Component data from apps and pages:
BEGIN

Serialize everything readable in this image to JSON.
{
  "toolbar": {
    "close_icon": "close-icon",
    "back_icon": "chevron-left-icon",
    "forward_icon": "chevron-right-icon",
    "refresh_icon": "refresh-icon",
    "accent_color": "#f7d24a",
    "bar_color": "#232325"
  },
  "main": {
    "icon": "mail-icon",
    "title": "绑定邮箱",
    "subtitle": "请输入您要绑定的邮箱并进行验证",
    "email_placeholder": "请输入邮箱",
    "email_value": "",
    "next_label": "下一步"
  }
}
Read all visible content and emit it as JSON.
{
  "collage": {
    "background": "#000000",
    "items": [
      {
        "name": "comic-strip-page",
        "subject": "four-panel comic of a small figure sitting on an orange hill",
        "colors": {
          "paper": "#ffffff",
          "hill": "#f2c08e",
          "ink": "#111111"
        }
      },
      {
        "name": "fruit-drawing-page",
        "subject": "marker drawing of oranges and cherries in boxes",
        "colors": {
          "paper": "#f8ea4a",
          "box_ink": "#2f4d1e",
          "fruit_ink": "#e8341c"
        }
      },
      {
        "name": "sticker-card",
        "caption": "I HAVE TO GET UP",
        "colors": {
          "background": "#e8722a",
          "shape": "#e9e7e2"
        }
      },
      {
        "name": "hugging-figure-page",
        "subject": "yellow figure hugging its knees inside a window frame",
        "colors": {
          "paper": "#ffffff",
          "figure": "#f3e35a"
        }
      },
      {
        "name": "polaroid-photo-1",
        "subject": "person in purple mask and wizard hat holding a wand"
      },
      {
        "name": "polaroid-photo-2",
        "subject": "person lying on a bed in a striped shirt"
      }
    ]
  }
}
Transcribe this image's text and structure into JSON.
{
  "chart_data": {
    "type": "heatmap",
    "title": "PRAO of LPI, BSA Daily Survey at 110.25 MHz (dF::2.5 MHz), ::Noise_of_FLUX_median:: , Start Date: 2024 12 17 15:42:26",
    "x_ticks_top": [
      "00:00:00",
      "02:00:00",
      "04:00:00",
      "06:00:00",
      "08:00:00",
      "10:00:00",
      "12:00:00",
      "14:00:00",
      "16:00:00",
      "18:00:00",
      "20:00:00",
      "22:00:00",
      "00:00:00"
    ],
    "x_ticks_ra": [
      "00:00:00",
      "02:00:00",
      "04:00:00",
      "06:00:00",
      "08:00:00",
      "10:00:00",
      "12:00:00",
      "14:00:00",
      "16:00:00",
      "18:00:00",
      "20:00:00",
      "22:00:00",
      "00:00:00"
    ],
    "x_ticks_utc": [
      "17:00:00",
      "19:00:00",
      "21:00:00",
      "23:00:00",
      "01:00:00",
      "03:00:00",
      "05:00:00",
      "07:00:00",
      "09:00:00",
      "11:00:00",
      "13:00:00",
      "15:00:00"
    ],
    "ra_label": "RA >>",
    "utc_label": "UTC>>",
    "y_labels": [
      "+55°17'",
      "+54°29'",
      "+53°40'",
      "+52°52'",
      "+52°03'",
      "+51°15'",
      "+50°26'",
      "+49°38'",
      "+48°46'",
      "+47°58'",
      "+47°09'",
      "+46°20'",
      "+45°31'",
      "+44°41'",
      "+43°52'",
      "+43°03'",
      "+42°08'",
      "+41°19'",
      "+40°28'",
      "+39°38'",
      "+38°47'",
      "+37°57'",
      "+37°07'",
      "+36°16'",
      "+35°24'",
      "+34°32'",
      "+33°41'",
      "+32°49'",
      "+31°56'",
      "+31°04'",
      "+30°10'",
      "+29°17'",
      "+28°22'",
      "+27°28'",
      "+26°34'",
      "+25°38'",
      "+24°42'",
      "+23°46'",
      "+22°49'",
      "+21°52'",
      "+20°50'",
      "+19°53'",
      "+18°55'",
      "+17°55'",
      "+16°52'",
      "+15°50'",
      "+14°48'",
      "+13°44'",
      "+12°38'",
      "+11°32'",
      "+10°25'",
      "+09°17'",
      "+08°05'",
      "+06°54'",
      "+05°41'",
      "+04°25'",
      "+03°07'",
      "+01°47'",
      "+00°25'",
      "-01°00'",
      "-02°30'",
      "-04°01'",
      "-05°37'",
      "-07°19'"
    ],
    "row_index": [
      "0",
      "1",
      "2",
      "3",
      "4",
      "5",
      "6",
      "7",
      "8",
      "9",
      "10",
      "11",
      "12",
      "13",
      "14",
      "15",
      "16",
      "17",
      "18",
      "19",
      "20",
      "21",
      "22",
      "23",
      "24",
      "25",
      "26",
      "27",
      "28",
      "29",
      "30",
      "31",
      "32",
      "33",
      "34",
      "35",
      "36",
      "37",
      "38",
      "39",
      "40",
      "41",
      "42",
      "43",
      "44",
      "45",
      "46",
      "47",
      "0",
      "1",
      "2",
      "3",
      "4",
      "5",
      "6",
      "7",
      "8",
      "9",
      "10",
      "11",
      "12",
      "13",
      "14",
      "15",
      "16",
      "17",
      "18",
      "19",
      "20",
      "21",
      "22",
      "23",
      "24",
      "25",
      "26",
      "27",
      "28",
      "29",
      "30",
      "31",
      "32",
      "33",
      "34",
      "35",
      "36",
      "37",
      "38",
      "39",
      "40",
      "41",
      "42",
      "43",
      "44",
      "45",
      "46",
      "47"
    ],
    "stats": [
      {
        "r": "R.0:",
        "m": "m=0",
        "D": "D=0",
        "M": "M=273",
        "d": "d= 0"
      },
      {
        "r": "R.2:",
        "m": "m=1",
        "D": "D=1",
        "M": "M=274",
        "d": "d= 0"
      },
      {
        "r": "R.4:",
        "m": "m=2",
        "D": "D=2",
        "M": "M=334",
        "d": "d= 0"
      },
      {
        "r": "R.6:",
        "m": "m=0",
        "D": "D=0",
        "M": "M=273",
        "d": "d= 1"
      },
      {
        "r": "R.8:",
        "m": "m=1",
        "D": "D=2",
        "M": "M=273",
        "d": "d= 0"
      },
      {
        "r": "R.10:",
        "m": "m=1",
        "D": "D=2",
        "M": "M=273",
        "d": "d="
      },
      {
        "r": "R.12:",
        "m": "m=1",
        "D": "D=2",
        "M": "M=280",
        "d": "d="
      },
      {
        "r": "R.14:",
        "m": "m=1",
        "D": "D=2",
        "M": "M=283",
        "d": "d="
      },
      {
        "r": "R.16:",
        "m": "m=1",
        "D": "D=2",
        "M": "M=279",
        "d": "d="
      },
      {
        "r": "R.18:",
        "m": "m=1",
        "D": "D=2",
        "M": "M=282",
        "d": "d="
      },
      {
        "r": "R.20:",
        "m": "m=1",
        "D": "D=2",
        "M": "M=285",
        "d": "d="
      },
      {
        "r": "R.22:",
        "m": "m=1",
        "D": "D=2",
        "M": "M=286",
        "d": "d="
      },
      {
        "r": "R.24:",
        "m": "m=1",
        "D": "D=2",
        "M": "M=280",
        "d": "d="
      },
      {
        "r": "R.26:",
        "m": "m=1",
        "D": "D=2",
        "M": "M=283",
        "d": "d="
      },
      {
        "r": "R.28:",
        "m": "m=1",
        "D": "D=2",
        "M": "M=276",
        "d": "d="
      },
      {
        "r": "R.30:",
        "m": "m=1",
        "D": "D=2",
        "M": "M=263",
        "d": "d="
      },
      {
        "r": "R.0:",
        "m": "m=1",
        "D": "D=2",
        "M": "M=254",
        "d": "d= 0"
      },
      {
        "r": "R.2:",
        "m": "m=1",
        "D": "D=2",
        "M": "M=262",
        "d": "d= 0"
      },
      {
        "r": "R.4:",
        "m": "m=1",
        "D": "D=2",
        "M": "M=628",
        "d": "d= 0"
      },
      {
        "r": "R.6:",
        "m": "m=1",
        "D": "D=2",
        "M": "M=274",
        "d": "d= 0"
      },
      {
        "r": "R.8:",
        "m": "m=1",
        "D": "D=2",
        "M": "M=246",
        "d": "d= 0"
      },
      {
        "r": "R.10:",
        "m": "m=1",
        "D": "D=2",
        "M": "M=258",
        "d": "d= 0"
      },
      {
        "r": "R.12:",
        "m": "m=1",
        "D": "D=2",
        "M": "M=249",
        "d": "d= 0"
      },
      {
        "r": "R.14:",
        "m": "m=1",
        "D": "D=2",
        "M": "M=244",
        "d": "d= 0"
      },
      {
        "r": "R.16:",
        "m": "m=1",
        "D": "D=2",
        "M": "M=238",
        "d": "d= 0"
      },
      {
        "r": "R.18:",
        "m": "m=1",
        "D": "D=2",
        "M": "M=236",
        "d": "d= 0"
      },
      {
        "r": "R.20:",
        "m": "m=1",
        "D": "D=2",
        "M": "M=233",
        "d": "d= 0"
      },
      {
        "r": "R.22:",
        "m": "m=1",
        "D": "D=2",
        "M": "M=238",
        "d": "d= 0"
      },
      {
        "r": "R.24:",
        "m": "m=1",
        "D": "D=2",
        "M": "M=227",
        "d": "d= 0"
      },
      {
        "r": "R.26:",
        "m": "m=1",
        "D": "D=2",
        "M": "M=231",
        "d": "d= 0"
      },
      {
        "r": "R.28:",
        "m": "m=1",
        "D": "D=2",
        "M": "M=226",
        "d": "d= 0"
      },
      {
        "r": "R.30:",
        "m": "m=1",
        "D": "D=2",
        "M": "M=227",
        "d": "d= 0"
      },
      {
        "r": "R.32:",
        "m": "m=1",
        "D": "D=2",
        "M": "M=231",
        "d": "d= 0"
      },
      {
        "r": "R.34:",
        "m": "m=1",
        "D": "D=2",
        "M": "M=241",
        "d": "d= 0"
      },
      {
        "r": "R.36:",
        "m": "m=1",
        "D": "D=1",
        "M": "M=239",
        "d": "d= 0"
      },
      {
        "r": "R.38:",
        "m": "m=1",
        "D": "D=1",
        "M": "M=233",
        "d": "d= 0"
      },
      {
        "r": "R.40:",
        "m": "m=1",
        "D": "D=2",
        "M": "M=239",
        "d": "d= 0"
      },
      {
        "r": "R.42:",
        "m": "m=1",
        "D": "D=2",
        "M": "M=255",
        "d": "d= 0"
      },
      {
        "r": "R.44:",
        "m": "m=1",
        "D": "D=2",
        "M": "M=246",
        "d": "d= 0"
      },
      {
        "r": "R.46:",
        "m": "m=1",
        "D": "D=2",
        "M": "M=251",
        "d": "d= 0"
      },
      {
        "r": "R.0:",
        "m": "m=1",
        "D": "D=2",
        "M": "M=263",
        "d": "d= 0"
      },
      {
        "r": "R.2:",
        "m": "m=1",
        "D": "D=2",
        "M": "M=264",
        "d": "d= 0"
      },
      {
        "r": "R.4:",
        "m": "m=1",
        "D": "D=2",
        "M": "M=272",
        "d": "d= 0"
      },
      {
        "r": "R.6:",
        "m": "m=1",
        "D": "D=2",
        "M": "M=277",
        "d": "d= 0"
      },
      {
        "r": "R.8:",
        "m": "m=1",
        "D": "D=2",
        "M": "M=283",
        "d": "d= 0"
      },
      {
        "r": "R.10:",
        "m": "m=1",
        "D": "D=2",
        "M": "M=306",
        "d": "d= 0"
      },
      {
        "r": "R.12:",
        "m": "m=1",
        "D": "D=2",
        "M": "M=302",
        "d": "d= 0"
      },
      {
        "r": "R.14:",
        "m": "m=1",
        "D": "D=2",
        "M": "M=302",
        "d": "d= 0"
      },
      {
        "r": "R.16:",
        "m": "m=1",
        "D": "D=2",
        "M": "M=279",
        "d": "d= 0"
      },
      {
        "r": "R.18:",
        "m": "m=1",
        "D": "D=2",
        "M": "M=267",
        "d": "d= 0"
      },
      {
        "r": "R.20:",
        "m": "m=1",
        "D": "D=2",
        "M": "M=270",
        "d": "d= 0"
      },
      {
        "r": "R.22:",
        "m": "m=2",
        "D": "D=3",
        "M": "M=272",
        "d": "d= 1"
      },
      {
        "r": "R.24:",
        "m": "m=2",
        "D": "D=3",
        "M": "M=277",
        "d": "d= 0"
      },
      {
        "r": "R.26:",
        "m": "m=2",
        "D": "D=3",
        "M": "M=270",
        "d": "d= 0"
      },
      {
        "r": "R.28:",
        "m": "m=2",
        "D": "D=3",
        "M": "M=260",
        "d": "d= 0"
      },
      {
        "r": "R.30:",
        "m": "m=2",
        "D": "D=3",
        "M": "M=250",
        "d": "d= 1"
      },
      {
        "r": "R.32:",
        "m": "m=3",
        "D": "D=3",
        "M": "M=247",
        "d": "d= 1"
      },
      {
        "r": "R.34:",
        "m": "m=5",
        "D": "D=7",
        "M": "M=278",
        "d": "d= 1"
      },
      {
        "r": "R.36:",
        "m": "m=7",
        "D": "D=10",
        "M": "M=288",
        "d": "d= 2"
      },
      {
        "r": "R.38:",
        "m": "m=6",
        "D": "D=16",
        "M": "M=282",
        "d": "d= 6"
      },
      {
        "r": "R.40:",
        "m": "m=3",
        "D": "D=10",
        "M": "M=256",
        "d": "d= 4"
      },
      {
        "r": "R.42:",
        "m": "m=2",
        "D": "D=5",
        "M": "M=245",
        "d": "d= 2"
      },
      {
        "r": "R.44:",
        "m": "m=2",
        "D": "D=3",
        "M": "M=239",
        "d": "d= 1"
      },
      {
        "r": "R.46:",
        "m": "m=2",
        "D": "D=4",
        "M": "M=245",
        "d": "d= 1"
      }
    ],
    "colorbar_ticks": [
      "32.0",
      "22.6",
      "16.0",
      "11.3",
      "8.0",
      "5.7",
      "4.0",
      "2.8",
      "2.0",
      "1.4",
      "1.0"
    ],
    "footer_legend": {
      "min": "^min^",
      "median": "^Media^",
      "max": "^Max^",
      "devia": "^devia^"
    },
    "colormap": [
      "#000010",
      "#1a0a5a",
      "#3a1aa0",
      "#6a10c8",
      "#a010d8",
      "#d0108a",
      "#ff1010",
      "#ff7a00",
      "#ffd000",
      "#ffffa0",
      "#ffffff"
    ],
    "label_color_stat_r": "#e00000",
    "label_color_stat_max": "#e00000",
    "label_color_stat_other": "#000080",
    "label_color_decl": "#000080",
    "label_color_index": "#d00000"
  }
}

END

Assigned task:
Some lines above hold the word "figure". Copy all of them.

Exercise answer:
        "subject": "four-panel comic of a small figure sitting on an orange hill",
        "name": "hugging-figure-page",
        "subject": "yellow figure hugging its knees inside a window frame",
          "figure": "#f3e35a"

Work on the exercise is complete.